Rolls-Royce shares jump 15 percent despite dividend cut
Rolls-Royce Holdings Plc shares surged the most in 14 years as investors shrugged off cutting the dividend in half and instead cheered restructuring efforts that ended a run of profit warnings.
The stock jumped as much as 16 percent, the biggest intra-day gain since September 2002, as cost cutting that started last year provided welcome consistency for the embattled engine maker. After five profit warnings in two years, RollsRoyce stuck to its November forecast for a 650 million-pound ($943 million) hit to 2016 earnings from sluggish sales of marine turbines and slumping demand for older wide-body jets.
The stable forecast "should help stop the rot in sentiment," Sandy Morris, an analyst with Jefferies International Ltd. said in a note. Rolls-Royce plunged into crisis as the tumbling oil price undermines sales of engines it makes for specialist offshore vessels just as demand for corporate and regional jets slumps and some of the bigger planes it powers reach retirement age. Those issues have given new Chief Executive Officer Warren East a free hand to make sweeping changes.
"I do feel that we're on firmer ground than I did last year," said East, who assumed the top post at Rolls-Royce in July. "Fixing the issues is a long-term program. You get through most of it quite quickly, and yes, we're feeling more confidence in that, but no, the work is not complete by any means." The first cut to RollsRoyce's annual dividend since 1992 helps Rolls-Royce preserve cash and protect its credit rating. Restructuring charges this year may reach 100 million pounds, Chief Executive Officer Warren East said, adding that "further reductions" will be necessary after already cutting about 50 of the top 200 managers.
He also said the company is focused on "execution and transformation" rather seeking out partners, adding that the lowered dividend amounts to an effective "rebasing" and the payout probably won't rebound immediately to its former level.
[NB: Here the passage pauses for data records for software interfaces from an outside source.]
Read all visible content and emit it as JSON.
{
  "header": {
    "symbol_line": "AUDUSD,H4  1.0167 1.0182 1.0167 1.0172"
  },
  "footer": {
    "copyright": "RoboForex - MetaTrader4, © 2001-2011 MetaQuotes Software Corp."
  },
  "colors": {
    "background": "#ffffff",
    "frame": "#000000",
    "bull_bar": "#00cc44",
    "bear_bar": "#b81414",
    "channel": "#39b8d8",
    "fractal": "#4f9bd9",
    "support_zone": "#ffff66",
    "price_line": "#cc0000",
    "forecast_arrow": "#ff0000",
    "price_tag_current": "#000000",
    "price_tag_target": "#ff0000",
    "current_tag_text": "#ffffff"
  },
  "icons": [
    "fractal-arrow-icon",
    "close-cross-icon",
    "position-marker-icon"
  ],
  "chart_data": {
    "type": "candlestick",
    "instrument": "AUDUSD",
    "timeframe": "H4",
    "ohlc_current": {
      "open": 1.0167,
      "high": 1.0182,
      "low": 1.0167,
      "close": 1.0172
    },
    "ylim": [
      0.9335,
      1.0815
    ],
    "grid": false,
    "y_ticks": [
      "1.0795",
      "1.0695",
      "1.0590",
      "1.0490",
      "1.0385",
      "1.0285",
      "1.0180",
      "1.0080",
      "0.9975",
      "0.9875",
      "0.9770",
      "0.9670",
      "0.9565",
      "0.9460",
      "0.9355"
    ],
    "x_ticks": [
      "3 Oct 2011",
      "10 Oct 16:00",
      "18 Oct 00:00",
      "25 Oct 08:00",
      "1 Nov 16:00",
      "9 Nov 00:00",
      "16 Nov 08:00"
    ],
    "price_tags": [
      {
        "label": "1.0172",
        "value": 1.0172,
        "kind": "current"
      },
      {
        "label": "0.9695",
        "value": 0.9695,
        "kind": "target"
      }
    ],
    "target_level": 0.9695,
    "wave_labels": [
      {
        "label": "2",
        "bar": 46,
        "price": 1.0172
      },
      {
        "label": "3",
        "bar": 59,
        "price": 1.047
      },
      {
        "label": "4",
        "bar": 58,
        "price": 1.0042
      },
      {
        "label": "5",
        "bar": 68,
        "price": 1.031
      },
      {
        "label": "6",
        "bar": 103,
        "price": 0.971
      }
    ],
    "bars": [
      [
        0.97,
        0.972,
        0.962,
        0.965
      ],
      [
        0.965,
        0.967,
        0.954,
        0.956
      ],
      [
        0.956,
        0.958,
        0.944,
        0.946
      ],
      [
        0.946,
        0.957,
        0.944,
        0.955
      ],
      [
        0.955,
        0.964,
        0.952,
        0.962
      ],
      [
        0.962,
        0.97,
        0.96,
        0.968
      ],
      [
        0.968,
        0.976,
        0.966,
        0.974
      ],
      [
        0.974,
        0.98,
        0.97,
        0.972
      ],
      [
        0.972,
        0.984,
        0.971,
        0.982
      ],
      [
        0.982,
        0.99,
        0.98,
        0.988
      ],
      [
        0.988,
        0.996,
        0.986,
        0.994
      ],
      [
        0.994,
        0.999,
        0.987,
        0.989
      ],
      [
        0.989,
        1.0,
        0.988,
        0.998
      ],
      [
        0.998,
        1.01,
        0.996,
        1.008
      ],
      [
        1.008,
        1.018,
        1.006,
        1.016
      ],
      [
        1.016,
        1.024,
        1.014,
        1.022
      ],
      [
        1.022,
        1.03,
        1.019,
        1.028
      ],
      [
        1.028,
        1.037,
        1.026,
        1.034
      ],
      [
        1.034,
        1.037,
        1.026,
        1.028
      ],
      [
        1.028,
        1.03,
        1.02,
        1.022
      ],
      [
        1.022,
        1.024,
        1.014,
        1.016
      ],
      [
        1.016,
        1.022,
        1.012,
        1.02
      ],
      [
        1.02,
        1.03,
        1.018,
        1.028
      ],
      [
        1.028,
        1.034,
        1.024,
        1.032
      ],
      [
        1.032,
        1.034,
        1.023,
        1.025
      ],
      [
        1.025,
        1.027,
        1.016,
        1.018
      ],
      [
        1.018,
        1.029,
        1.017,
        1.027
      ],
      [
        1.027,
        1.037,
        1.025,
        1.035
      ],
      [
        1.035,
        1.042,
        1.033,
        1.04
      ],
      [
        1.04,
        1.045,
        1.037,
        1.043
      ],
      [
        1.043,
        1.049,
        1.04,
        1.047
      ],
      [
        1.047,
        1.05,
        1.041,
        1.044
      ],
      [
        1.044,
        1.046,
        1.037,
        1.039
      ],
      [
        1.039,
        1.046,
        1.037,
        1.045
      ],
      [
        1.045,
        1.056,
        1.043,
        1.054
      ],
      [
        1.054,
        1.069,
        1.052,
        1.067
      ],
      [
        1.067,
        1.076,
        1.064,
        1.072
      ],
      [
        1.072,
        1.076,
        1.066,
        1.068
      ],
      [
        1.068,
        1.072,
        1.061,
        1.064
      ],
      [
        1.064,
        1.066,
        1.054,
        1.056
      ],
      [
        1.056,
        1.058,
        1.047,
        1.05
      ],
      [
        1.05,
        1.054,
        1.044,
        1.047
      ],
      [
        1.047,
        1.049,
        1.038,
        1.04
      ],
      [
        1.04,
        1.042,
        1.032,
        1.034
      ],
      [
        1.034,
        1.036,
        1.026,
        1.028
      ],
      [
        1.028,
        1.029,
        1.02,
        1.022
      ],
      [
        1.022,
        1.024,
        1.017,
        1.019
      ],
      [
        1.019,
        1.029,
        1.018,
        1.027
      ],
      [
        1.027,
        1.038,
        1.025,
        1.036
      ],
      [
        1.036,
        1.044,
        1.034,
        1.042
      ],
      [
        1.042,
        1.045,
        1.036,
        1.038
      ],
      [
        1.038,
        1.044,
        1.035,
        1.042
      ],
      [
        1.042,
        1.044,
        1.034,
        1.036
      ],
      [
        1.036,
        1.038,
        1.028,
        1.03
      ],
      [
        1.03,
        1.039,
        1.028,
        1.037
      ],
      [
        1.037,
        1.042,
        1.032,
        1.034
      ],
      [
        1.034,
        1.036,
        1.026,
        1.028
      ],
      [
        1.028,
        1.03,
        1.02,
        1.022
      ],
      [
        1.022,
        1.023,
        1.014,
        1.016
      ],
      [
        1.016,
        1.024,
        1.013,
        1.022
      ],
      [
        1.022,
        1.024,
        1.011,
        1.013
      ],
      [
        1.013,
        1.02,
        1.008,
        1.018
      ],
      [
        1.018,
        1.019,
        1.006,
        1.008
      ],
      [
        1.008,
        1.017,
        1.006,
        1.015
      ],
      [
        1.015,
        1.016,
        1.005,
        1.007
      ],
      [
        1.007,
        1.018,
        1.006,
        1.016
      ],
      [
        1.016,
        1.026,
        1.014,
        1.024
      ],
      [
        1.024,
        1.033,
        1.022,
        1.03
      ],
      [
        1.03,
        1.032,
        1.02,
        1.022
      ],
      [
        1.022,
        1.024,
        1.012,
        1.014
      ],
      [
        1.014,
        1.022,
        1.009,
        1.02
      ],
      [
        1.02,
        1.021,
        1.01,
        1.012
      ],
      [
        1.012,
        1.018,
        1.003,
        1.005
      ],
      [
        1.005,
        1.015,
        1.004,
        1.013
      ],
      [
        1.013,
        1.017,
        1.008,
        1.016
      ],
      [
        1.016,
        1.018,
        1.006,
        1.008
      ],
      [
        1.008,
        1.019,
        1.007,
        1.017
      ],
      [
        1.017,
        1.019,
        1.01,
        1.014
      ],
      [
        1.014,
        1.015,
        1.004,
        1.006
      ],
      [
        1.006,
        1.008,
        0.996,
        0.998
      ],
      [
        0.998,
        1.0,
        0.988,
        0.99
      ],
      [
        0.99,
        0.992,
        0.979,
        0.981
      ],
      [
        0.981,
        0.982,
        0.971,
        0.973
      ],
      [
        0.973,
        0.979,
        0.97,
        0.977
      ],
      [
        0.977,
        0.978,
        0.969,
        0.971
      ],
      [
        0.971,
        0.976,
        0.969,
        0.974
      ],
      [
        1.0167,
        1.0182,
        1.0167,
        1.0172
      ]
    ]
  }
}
The dividend cut and other steps to bolster Rolls-Royce's cash position means a rights issue isn't in the works at the moment, Chief Financial Officer David Smith said.
The final payout for 2015 will be reduced to 7.1 pence per share from 14.1 pence and the interim payment for this year will also be cut by 50 percent, the London-based manufacturer said Friday. The reduced payout places the engineer alongside U.K. companies including grocers Tesco Plc and J Sainsbury Plc and platinum-miner Anglo American Plc in lowering dividends.
Underlying profit for last year fell 12 percent at constant exchange rates to 1.43 billion pounds, while sales fell 1 percent to 13.4 billion pounds. Rolls-Royce's pretax profit for 2015 was within a range of 1.325 billion pounds to 1.475 billion pounds forecast in November. The company's shares climbed as high as 614 pence and were up 14 percent to 602 pence at 9:23 a.m. in London. Prior to Friday's release, Rolls's share price had fallen 7.8 percent this year and 39 percent since East took over in July.